What is expected
Every line of the material should be output exactly as written.

Records shown
****************************************

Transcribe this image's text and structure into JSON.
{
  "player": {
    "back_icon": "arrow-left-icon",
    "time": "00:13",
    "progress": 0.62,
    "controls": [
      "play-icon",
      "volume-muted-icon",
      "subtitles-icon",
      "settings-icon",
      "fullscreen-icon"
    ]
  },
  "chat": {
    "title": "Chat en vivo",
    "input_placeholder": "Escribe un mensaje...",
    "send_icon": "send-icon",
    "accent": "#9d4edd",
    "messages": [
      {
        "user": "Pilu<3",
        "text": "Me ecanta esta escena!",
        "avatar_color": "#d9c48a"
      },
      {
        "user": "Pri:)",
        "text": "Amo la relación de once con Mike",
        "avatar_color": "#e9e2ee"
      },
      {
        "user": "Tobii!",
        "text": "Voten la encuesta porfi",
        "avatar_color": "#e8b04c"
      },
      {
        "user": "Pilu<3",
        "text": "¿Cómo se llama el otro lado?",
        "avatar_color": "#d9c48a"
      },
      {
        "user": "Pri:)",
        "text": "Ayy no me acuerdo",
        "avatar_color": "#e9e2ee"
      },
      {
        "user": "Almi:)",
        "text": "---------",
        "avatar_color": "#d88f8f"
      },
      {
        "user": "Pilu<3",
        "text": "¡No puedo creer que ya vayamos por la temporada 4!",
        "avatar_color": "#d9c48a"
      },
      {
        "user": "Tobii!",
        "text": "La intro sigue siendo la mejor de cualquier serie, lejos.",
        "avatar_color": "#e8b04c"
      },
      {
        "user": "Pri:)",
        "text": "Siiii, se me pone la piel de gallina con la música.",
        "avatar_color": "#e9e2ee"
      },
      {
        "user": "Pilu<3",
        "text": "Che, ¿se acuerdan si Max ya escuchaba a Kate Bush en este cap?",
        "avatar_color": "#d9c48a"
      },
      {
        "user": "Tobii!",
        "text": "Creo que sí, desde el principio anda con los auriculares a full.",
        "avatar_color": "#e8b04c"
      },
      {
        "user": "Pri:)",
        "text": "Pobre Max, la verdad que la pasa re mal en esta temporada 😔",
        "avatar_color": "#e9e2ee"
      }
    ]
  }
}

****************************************

Answer to the problem
Transcribe this image's text and structure into JSON.
{
  "player": {
    "back_icon": "arrow-left-icon",
    "time": "00:13",
    "progress": 0.62,
    "controls": [
      "play-icon",
      "volume-muted-icon",
      "subtitles-icon",
      "settings-icon",
      "fullscreen-icon"
    ]
  },
  "chat": {
    "title": "Chat en vivo",
    "input_placeholder": "Escribe un mensaje...",
    "send_icon": "send-icon",
    "accent": "#9d4edd",
    "messages": [
      {
        "user": "Pilu<3",
        "text": "Me ecanta esta escena!",
        "avatar_color": "#d9c48a"
      },
      {
        "user": "Pri:)",
        "text": "Amo la relación de once con Mike",
        "avatar_color": "#e9e2ee"
      },
      {
        "user": "Tobii!",
        "text": "Voten la encuesta porfi",
        "avatar_color": "#e8b04c"
      },
      {
        "user": "Pilu<3",
        "text": "¿Cómo se llama el otro lado?",
        "avatar_color": "#d9c48a"
      },
      {
        "user": "Pri:)",
        "text": "Ayy no me acuerdo",
        "avatar_color": "#e9e2ee"
      },
      {
        "user": "Almi:)",
        "text": "---------",
        "avatar_color": "#d88f8f"
      },
      {
        "user": "Pilu<3",
        "text": "¡No puedo creer que ya vayamos por la temporada 4!",
        "avatar_color": "#d9c48a"
      },
      {
        "user": "Tobii!",
        "text": "La intro sigue siendo la mejor de cualquier serie, lejos.",
        "avatar_color": "#e8b04c"
      },
      {
        "user": "Pri:)",
        "text": "Siiii, se me pone la piel de gallina con la música.",
        "avatar_color": "#e9e2ee"
      },
      {
        "user": "Pilu<3",
        "text": "Che, ¿se acuerdan si Max ya escuchaba a Kate Bush en este cap?",
        "avatar_color": "#d9c48a"
      },
      {
        "user": "Tobii!",
        "text": "Creo que sí, desde el principio anda con los auriculares a full.",
        "avatar_color": "#e8b04c"
      },
      {
        "user": "Pri:)",
        "text": "Pobre Max, la verdad que la pasa re mal en esta temporada 😔",
        "avatar_color": "#e9e2ee"
      }
    ]
  }
}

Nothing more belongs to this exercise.